Obsolete Die. A die no longer useable for striking; one incapable of producing perfect strikes, or whose use has been revoked. Obsolete dies are usually the ones used to create restrikes. Some obsolete dies are cancelled, by obliterating a portion of the striking surface (so perfect specimens cannot be struck). Other obsolete dies are placed in archives, most are scrapped, but some dies end up in collectors’ hands. Some mints retain obsolete dies. The Paris Mint, for example, has thousands of such dies. These are stored in die vaults that control the humidity to prevent rusting. Despite this, most obsolete dies exhibit evidence of use, often extensive wear, rust, corrosion, or even sinking. Also old dies do become somewhat brittle in time.
excerpted with permission from
An Encyclopedia of Coin and Medal Technology
For Artists, Makers, Collectors and Curators
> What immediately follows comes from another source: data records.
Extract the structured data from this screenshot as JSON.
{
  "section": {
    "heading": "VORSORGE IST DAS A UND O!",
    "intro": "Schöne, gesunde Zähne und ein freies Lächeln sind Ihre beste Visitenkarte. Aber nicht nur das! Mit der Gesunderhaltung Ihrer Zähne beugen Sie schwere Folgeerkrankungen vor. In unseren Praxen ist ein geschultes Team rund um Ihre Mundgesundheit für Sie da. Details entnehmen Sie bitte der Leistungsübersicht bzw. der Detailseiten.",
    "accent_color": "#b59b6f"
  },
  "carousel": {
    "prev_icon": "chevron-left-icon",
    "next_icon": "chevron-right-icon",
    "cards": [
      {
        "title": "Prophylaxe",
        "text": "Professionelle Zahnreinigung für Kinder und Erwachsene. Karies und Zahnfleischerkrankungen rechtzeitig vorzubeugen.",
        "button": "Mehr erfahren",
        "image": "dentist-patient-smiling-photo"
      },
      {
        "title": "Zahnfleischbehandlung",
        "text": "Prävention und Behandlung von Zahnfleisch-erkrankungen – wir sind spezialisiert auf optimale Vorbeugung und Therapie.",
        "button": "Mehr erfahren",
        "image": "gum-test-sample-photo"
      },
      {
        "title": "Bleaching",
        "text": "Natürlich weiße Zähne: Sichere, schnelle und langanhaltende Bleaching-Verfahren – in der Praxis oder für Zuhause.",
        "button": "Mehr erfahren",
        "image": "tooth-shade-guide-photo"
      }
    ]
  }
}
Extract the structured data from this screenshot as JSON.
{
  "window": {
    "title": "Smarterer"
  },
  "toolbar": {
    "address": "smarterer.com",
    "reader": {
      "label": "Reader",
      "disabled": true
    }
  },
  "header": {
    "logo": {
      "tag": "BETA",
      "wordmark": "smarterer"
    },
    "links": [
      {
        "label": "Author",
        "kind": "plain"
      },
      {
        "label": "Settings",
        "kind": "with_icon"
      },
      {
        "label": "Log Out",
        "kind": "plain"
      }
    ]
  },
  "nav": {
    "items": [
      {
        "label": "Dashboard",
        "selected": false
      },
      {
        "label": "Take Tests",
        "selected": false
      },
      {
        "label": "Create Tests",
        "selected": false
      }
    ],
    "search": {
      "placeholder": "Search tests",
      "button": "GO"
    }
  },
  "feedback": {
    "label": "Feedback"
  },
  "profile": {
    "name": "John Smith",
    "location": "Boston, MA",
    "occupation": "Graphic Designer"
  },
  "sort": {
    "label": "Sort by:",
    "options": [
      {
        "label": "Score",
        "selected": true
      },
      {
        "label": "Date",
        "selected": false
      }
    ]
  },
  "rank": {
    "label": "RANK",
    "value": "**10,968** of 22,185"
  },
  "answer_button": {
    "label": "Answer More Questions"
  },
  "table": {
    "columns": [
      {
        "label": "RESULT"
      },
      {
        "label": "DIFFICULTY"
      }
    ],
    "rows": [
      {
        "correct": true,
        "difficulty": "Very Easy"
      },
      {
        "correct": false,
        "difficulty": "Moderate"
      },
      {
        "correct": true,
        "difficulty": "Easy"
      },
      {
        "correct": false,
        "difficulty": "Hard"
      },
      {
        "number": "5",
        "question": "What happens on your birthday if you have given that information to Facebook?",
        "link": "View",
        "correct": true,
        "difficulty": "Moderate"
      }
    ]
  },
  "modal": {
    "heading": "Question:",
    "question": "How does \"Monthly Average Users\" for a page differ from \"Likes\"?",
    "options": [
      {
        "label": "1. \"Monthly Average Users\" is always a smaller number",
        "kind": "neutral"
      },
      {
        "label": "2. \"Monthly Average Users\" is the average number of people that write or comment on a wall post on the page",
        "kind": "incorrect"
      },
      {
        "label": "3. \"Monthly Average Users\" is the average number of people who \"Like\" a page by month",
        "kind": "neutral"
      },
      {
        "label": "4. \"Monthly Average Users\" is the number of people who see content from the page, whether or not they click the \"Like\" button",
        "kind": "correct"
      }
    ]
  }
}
COMPILED AND WRITTEN BY D. WAYNE JOHNSON
Roger W. Burdette, Editor